• Task objective
Only a number is expected in reply: the count of lines below where the word "selected" occurs.

Component data from apps and pages

=== Begin Enclosure ===

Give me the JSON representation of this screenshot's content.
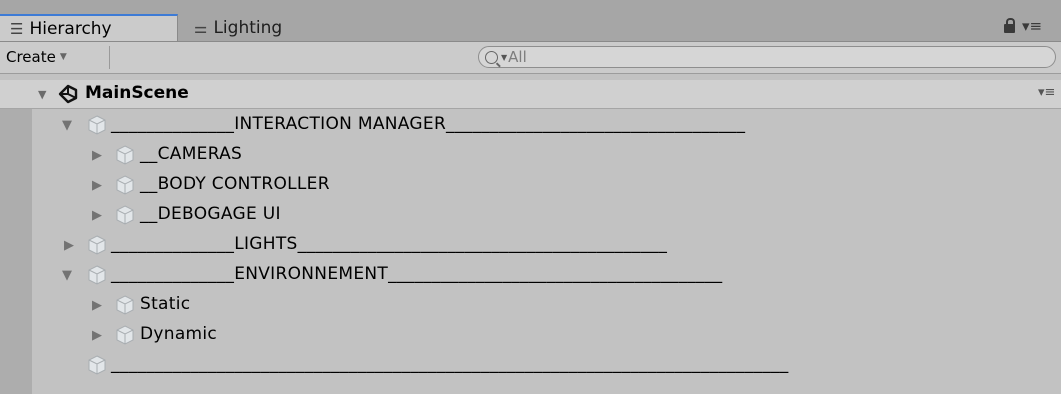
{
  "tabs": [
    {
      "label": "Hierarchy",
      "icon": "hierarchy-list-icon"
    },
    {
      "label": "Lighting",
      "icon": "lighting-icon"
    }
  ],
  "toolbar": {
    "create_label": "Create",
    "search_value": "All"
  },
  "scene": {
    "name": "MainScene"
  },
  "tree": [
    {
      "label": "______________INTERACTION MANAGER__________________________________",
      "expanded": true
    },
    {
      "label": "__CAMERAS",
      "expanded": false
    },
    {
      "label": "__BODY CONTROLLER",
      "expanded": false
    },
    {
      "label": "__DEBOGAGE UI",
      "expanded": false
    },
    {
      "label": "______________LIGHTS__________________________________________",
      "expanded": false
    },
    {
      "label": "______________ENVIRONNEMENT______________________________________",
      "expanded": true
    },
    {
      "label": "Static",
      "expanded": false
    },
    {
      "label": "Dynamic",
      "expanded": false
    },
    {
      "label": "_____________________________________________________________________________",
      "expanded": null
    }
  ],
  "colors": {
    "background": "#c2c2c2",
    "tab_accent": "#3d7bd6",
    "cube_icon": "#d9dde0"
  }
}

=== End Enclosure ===
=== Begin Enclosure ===

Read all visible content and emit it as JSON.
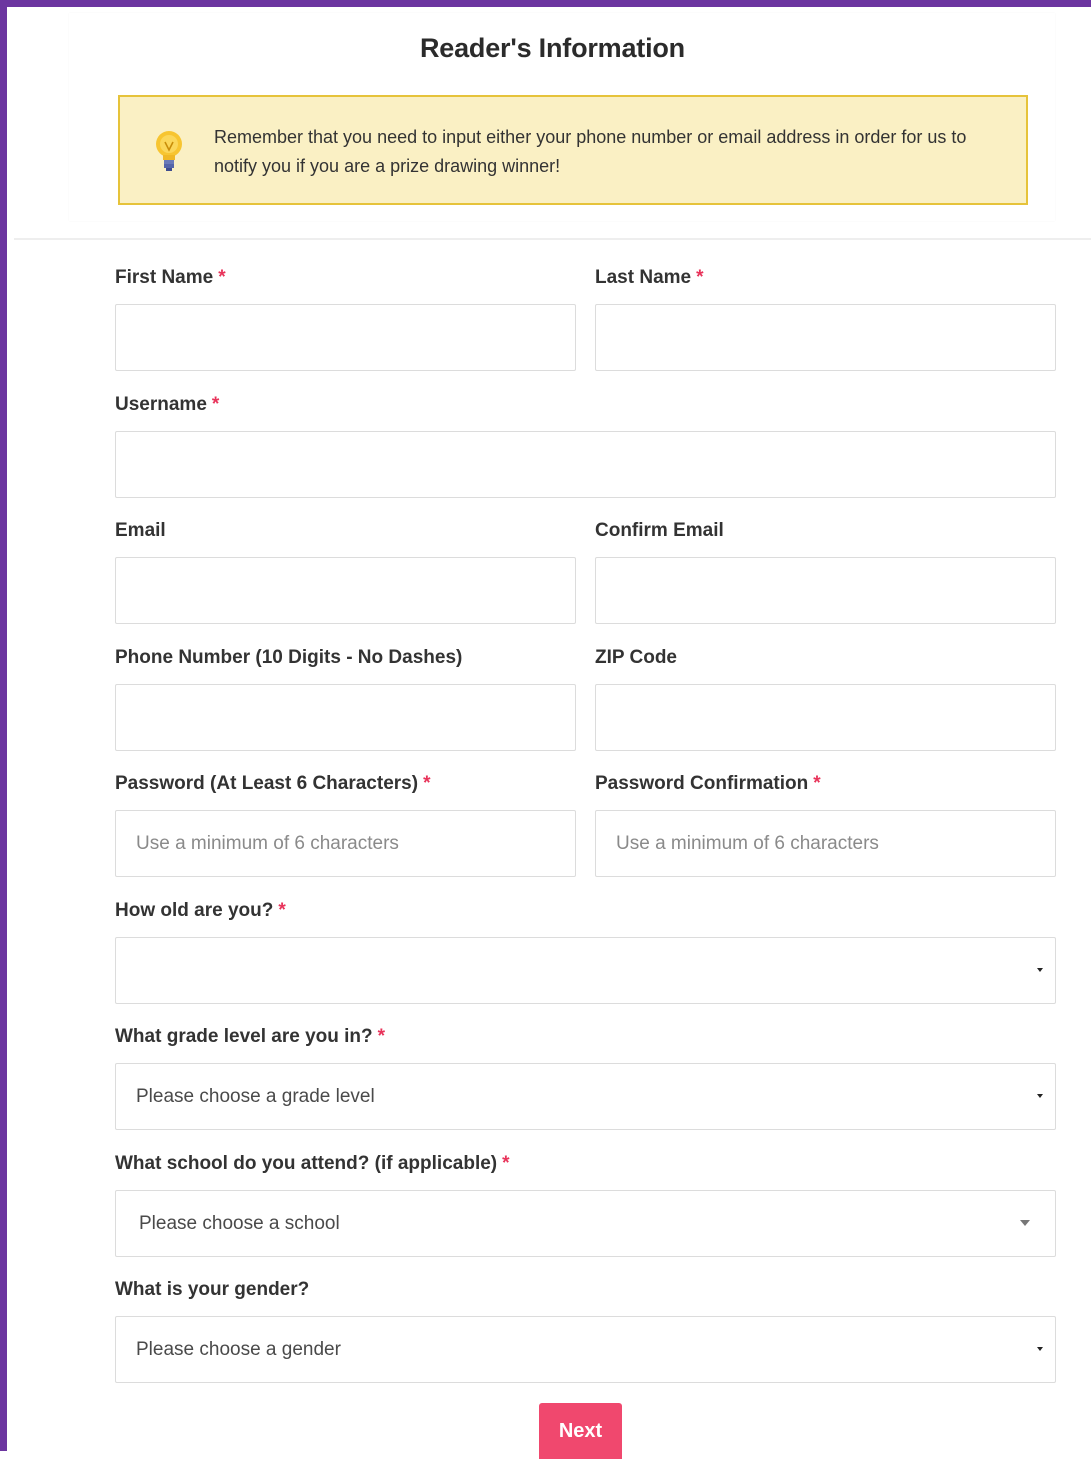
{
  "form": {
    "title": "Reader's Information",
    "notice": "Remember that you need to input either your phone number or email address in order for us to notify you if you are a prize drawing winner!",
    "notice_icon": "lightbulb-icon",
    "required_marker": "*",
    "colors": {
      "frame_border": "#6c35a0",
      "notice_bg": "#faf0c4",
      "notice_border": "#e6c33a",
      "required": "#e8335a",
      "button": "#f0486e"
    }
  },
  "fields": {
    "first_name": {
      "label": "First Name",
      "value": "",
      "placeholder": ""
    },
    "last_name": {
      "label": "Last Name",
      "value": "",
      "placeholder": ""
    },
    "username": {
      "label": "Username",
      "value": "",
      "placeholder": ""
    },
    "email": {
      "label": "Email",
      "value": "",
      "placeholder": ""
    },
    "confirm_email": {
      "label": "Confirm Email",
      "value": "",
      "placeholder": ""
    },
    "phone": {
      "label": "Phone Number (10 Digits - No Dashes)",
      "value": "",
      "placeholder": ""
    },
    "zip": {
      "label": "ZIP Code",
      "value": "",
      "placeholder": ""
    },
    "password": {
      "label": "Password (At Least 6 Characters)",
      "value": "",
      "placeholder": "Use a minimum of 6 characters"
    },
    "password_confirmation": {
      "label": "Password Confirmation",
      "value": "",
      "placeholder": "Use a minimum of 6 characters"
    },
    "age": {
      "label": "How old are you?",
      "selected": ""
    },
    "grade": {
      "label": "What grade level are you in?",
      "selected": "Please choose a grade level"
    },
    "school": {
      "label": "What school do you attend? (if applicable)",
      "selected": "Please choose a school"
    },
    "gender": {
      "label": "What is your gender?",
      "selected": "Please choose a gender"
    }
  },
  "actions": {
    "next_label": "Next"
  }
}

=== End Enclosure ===

• Response
4